* **What to produce**: Select the lines below containing the word "icon".

* **Dataset**:

'''

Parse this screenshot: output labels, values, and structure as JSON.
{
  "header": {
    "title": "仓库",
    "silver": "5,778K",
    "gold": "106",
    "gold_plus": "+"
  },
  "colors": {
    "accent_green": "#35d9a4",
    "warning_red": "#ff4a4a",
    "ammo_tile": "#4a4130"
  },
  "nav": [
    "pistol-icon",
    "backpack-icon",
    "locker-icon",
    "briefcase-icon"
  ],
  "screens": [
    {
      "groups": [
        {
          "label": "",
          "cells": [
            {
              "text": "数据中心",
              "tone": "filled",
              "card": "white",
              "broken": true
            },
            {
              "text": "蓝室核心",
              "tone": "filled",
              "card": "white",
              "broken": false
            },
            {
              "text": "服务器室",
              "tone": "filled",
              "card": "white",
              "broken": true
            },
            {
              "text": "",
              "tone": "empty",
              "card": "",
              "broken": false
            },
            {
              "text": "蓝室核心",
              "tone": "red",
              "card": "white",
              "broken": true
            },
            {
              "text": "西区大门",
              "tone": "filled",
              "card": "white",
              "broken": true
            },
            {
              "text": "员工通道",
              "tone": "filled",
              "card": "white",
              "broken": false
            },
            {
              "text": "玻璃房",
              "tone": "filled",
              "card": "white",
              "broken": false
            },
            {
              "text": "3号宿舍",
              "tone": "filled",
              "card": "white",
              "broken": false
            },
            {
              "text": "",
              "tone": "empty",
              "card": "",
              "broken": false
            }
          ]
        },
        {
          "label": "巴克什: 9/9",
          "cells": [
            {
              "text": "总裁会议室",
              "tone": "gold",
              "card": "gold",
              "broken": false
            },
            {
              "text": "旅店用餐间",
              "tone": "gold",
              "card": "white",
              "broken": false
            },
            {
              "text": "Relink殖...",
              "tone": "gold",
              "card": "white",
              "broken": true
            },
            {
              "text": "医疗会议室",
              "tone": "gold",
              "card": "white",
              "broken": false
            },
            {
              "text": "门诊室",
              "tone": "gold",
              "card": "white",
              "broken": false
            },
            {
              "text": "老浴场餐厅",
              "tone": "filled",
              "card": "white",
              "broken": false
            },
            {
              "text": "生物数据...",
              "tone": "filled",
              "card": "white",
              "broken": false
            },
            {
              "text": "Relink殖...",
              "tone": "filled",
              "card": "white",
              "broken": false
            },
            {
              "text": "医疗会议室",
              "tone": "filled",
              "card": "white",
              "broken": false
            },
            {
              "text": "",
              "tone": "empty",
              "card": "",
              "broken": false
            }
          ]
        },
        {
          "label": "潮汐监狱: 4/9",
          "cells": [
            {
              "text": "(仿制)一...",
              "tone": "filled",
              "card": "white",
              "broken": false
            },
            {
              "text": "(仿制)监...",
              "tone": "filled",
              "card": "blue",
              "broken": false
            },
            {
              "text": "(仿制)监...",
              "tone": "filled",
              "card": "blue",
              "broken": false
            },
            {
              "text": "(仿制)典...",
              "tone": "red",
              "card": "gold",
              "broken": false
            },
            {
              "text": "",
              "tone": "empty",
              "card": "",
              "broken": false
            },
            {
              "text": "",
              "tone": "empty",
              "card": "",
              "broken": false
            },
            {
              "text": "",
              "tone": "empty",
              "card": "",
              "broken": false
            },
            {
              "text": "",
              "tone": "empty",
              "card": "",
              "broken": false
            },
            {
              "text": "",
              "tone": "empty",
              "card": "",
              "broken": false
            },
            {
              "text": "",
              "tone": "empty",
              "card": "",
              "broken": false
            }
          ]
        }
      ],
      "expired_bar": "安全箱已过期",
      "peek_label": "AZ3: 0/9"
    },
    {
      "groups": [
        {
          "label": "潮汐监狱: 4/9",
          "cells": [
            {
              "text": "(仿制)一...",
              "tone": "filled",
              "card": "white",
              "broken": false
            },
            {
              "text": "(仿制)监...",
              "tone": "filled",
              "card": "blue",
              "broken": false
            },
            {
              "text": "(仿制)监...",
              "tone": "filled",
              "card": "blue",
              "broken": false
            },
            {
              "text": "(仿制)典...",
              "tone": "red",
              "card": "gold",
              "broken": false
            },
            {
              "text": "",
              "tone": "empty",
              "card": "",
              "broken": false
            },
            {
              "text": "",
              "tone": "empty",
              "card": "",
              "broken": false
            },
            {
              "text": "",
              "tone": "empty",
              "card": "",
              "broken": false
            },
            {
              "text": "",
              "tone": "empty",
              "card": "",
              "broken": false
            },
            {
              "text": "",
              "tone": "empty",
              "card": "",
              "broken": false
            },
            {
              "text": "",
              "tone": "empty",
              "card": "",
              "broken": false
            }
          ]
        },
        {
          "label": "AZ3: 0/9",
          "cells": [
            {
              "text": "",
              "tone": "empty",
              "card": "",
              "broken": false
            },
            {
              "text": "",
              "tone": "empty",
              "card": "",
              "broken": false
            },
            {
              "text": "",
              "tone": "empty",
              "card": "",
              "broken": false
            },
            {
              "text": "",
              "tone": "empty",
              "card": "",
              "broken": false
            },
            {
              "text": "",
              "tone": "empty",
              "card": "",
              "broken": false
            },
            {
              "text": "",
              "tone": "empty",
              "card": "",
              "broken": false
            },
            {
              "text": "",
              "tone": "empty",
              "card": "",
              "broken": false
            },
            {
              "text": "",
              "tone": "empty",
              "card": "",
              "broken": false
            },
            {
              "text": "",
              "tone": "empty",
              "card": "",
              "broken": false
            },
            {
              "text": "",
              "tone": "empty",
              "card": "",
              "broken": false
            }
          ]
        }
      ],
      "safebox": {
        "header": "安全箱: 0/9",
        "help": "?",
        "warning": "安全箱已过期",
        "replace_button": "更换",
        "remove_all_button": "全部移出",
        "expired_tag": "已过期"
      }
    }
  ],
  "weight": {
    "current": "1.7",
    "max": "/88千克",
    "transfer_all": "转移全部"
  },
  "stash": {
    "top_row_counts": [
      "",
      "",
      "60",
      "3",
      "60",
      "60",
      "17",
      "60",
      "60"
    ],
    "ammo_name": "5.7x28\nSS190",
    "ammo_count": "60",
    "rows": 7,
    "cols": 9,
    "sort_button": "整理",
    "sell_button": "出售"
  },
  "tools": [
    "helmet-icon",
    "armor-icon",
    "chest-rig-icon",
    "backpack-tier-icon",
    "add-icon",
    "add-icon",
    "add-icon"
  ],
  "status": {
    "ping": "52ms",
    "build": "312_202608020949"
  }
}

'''

* **Answer section**:
    "pistol-icon",
    "backpack-icon",
    "locker-icon",
    "briefcase-icon"
    "helmet-icon",
    "armor-icon",
    "chest-rig-icon",
    "backpack-tier-icon",
    "add-icon",
    "add-icon",
    "add-icon"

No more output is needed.